Frankly Speaking – What is the Labor Government Proposing?
Labor’s proposal to reclaim $60bn tax and ditch franking credit cash rebates last month has caused a stir amongst the financial community and the Australian public. The proposed shake-up initially directed at wealthy shareholders, retirees and self-managed super funds have been said to affect over 1 million Australians if it goes ahead next July. The ALP has campaigned against the changes with Treasurer Scott Morrison calling it “Labor’s cruel retiree tax”, in part by claiming that it will make the tax system more complicated, increase unequal treatment and is set to hurt some of Australia’s lowest income earners with small holdings of Australian shares.
What is Labor proposing in simple terms?
Labor plans are to target wealthy Australians with its latest tax policy proposal. They plan to stop people from receiving cash payments from the government for franked dividends which they say currently benefits the wealthy.
- On franked dividends, a business will pay the company tax of 30% (for big business) if they then transfer an amount to a shareholder or a ‘dividend’ to that shareholder it becomes a ‘franked dividend’. From that point, the shareholder can then take that off the tax they pay. However, if people have a lower tax rate than 30% Labor plans to abolish the cash refund you might receive from the government
- To affect 200,000 Self-managed super funds
- Set to affect 1.2 million Australians
- Charities and non-for-profit are exempt
- Those with one member a pensioner in a SMSF
If introduced July next year, it will be one of the first major changes to the dividend franking system, introduced by Paul Keating in the 1980’s.
So what are the effects of this proposal?
The biggest losers from this original proposal are in fact those who pay little to no tax, to begin with; pensioners and retirees.
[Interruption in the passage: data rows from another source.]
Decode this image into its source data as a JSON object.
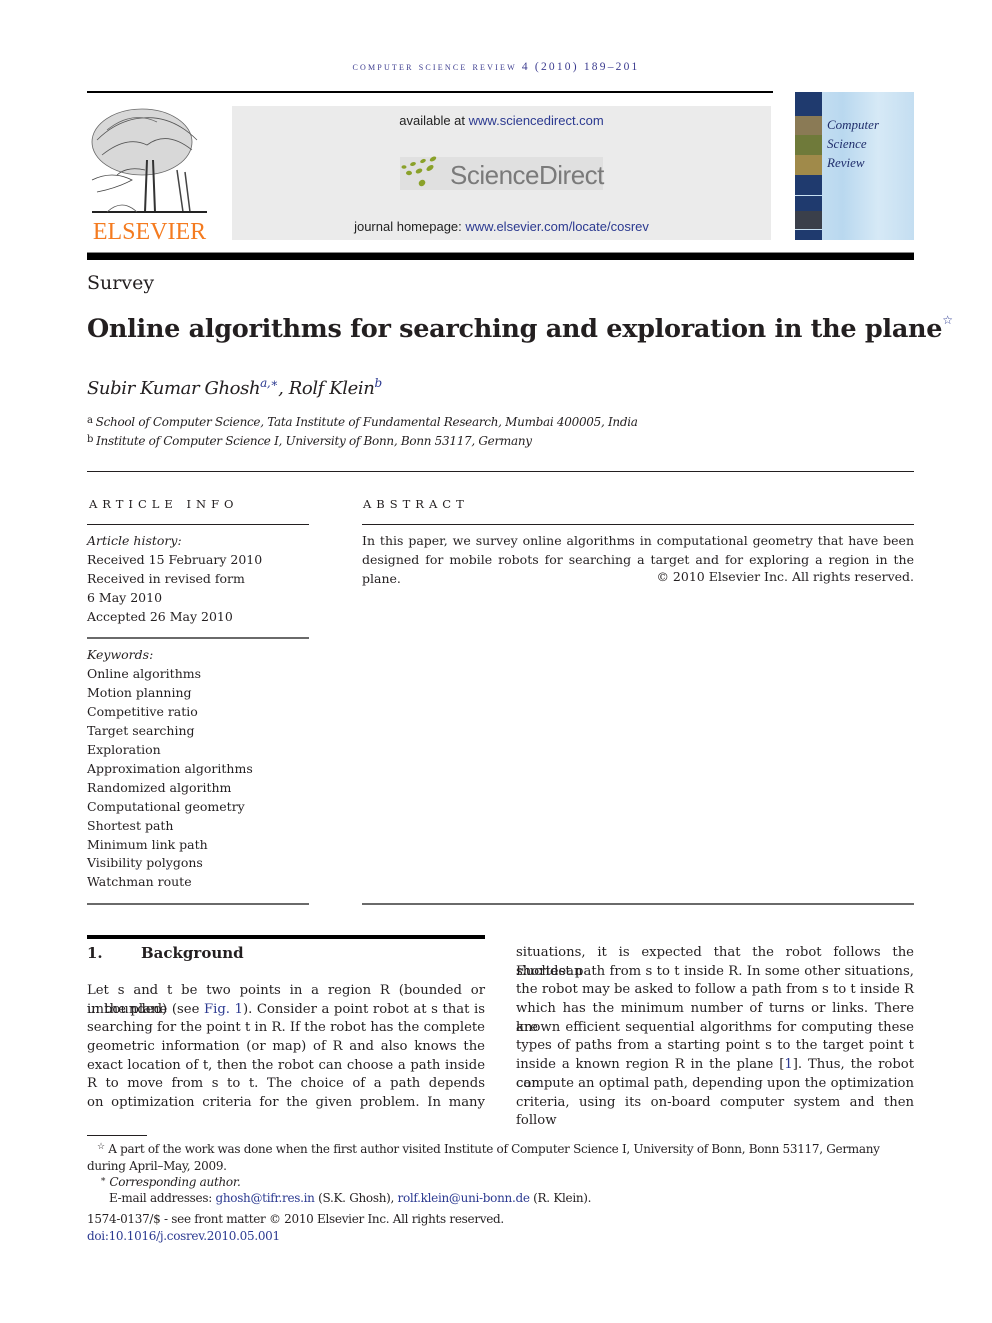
{
  "journal": {
    "running_head": "computer science review 4 (2010) 189–201",
    "publisher_logo_text": "ELSEVIER",
    "available_prefix": "available at ",
    "available_link": "www.sciencedirect.com",
    "sciencedirect_logo_text": "ScienceDirect",
    "homepage_prefix": "journal homepage: ",
    "homepage_link": "www.elsevier.com/locate/cosrev",
    "cover_title": [
      "Computer",
      "Science",
      "Review"
    ]
  },
  "article": {
    "section_type": "Survey",
    "title": "Online algorithms for searching and exploration in the plane",
    "title_note_mark": "☆",
    "authors": [
      {
        "name": "Subir Kumar Ghosh",
        "marks": "a,∗"
      },
      {
        "name": "Rolf Klein",
        "marks": "b"
      }
    ],
    "author_separator": ", ",
    "affiliations": [
      {
        "mark": "a",
        "text": "School of Computer Science, Tata Institute of Fundamental Research, Mumbai 400005, India"
      },
      {
        "mark": "b",
        "text": "Institute of Computer Science I, University of Bonn, Bonn 53117, Germany"
      }
    ]
  },
  "article_info": {
    "heading": "ARTICLE INFO",
    "history_label": "Article history:",
    "history": [
      "Received 15 February 2010",
      "Received in revised form",
      "6 May 2010",
      "Accepted 26 May 2010"
    ],
    "keywords_label": "Keywords:",
    "keywords": [
      "Online algorithms",
      "Motion planning",
      "Competitive ratio",
      "Target searching",
      "Exploration",
      "Approximation algorithms",
      "Randomized algorithm",
      "Computational geometry",
      "Shortest path",
      "Minimum link path",
      "Visibility polygons",
      "Watchman route"
    ]
  },
  "abstract": {
    "heading": "ABSTRACT",
    "text": "In this paper, we survey online algorithms in computational geometry that have been designed for mobile robots for searching a target and for exploring a region in the plane.",
    "copyright": "© 2010 Elsevier Inc. All rights reserved."
  },
  "section1": {
    "number": "1.",
    "title": "Background",
    "left_lines": [
      "Let s and t be two points in a region R (bounded or unbounded)",
      "in the plane (see |Fig. 1|). Consider a point robot at s that is",
      "searching for the point t in R. If the robot has the complete",
      "geometric information (or map) of R and also knows the",
      "exact location of t, then the robot can choose a path inside",
      "R to move from s to t. The choice of a path depends",
      "on optimization criteria for the given problem. In many"
    ],
    "right_lines": [
      "situations, it is expected that the robot follows the Euclidean",
      "shortest path from s to t inside R. In some other situations,",
      "the robot may be asked to follow a path from s to t inside R",
      "which has the minimum number of turns or links.  There are",
      "known efficient sequential algorithms for computing these",
      "types of paths from a starting point s to the target point t",
      "inside a known region R in the plane [|1|]. Thus, the robot can",
      "compute an optimal path, depending upon the optimization",
      "criteria, using its on-board computer system and then follow"
    ]
  },
  "footnotes": {
    "star_mark": "☆",
    "star_text_1": " A part of the work was done when the first author visited Institute of Computer Science I, University of Bonn, Bonn 53117, Germany",
    "star_text_2": "during April–May, 2009.",
    "corr_mark": "∗",
    "corr_text": "Corresponding author.",
    "email_label": "E-mail addresses: ",
    "email_1": "ghosh@tifr.res.in",
    "email_1_owner": " (S.K. Ghosh), ",
    "email_2": "rolf.klein@uni-bonn.de",
    "email_2_owner": " (R. Klein).",
    "issn_line": "1574-0137/$ - see front matter © 2010 Elsevier Inc. All rights reserved.",
    "doi": "doi:10.1016/j.cosrev.2010.05.001"
  }
}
The SMSF association has warned that investors who have designed their portfolios around refundable franking credits will be affected and this may send them back to the drawing board to rethink their retirement income strategies.
For example, an SMSF with $500,000 in retirement phase with 40 percent of assets held in Australian shares could lose around $4,285 per year in tax refunds from their franking credits. This impact could be a significant hit to your annual retirement income.
The proposal can be viewed as a further blow to the growing ageing Australian population and pensioners who experienced changes in January 2017: 100,000 were cut off from the age pension and 300,000 are now seeing a reduced amount of age pension that they were previously entitled to.
Due to this, The Opposition Leader Bill Shorten has confirmed Labor will redesign the policy just two weeks after its initial release. Mr Shorten will announce a Pensioner Guarantee for pensioners and people on allowances, saying they will be protected from the loss of cash refunds for excess dividend imputation credits when the policy commences in July 2019 – should Labor be elected to government.
If the proposal does go through – mature funds may experience good years when investment earnings have been up, however, may lose franking credits during years with low or negative investment earnings where tax payable on accumulation phase earnings and contributions are less than the value of franking credits.
It could be seen as an opportunity for investors to diversify their shareholdings to stocks whose dividends are either partially or non-franked and international high yielding shares.
If you want to know more, call your MWL Financial Planner.